EtymologyEdit

From guard +‎ -er.

School slang relates to Stonyhurst College in the United Kingdom.

PronunciationEdit

NounEdit

guarder (plural guarders)

  1. A person who guards; a guard.
  2. (school slang, soccer) A goalkeeper.
    • 1914 February 1, “Hodder Notes”, in The Stonyhurst Magazine[1], volume 13, number 192, page 819:
      The Hodder Football is very good this year, and we have an excellent team. Hammond is a good guarder and can save some very difficult shots.

Derived termsEdit

ReferencesEdit

  • (goalkeeper): Farmer, John Stephen (1890–1904) Slang and Its Analogues, page 104

AnagramsEdit


Middle FrenchEdit

EtymologyEdit

From Old French guarder.

VerbEdit

guarder

  1. to protect; to guard

ConjugationEdit

  • Middle French conjugation varies from one text to another. Hence, the following conjugation should be considered as typical, not as exhaustive.

DescendantsEdit


Old FrenchEdit

Alternative formsEdit

EtymologyEdit

From Medieval Latin wardāre (to herd, ward against, guard).

VerbEdit

guarder

  1. to protect; to guard
  2. to look at

ConjugationEdit

This verb conjugates as a first-group verb ending in -er. The forms that would normally end in *-d, *-ds, *-dt are modified to t, z, t. Old French conjugation varies significantly by date and by region. The following conjugation should be treated as a guide.

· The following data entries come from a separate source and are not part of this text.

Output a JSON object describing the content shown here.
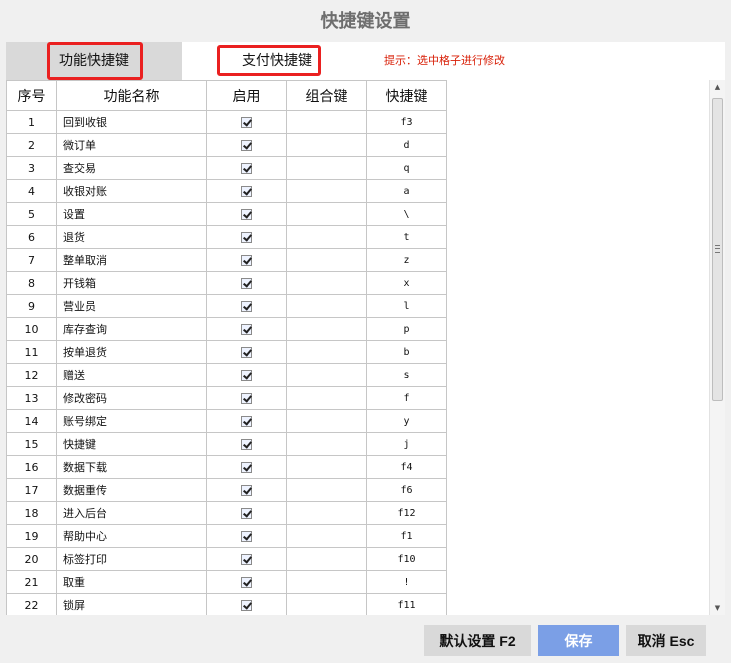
{
  "window": {
    "title": "快捷键设置"
  },
  "tabs": [
    {
      "label": "功能快捷键",
      "active": true
    },
    {
      "label": "支付快捷键",
      "active": false
    }
  ],
  "hint": "提示：选中格子进行修改",
  "table": {
    "headers": [
      "序号",
      "功能名称",
      "启用",
      "组合键",
      "快捷键"
    ],
    "rows": [
      {
        "seq": "1",
        "name": "回到收银",
        "enabled": true,
        "combo": "",
        "key": "f3"
      },
      {
        "seq": "2",
        "name": "微订单",
        "enabled": true,
        "combo": "",
        "key": "d"
      },
      {
        "seq": "3",
        "name": "查交易",
        "enabled": true,
        "combo": "",
        "key": "q"
      },
      {
        "seq": "4",
        "name": "收银对账",
        "enabled": true,
        "combo": "",
        "key": "a"
      },
      {
        "seq": "5",
        "name": "设置",
        "enabled": true,
        "combo": "",
        "key": "\\"
      },
      {
        "seq": "6",
        "name": "退货",
        "enabled": true,
        "combo": "",
        "key": "t"
      },
      {
        "seq": "7",
        "name": "整单取消",
        "enabled": true,
        "combo": "",
        "key": "z"
      },
      {
        "seq": "8",
        "name": "开钱箱",
        "enabled": true,
        "combo": "",
        "key": "x"
      },
      {
        "seq": "9",
        "name": "营业员",
        "enabled": true,
        "combo": "",
        "key": "l"
      },
      {
        "seq": "10",
        "name": "库存查询",
        "enabled": true,
        "combo": "",
        "key": "p"
      },
      {
        "seq": "11",
        "name": "按单退货",
        "enabled": true,
        "combo": "",
        "key": "b"
      },
      {
        "seq": "12",
        "name": "赠送",
        "enabled": true,
        "combo": "",
        "key": "s"
      },
      {
        "seq": "13",
        "name": "修改密码",
        "enabled": true,
        "combo": "",
        "key": "f"
      },
      {
        "seq": "14",
        "name": "账号绑定",
        "enabled": true,
        "combo": "",
        "key": "y"
      },
      {
        "seq": "15",
        "name": "快捷键",
        "enabled": true,
        "combo": "",
        "key": "j"
      },
      {
        "seq": "16",
        "name": "数据下载",
        "enabled": true,
        "combo": "",
        "key": "f4"
      },
      {
        "seq": "17",
        "name": "数据重传",
        "enabled": true,
        "combo": "",
        "key": "f6"
      },
      {
        "seq": "18",
        "name": "进入后台",
        "enabled": true,
        "combo": "",
        "key": "f12"
      },
      {
        "seq": "19",
        "name": "帮助中心",
        "enabled": true,
        "combo": "",
        "key": "f1"
      },
      {
        "seq": "20",
        "name": "标签打印",
        "enabled": true,
        "combo": "",
        "key": "f10"
      },
      {
        "seq": "21",
        "name": "取重",
        "enabled": true,
        "combo": "",
        "key": "!"
      },
      {
        "seq": "22",
        "name": "锁屏",
        "enabled": true,
        "combo": "",
        "key": "f11"
      }
    ]
  },
  "buttons": {
    "default": "默认设置 F2",
    "save": "保存",
    "cancel": "取消 Esc"
  },
  "colors": {
    "highlight": "#ea2020",
    "hint": "#d81e06",
    "save_button": "#7b9fe6",
    "active_tab": "#d9d9d9"
  }
}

Derived termsEdit

DescendantsEdit

ReferencesEdit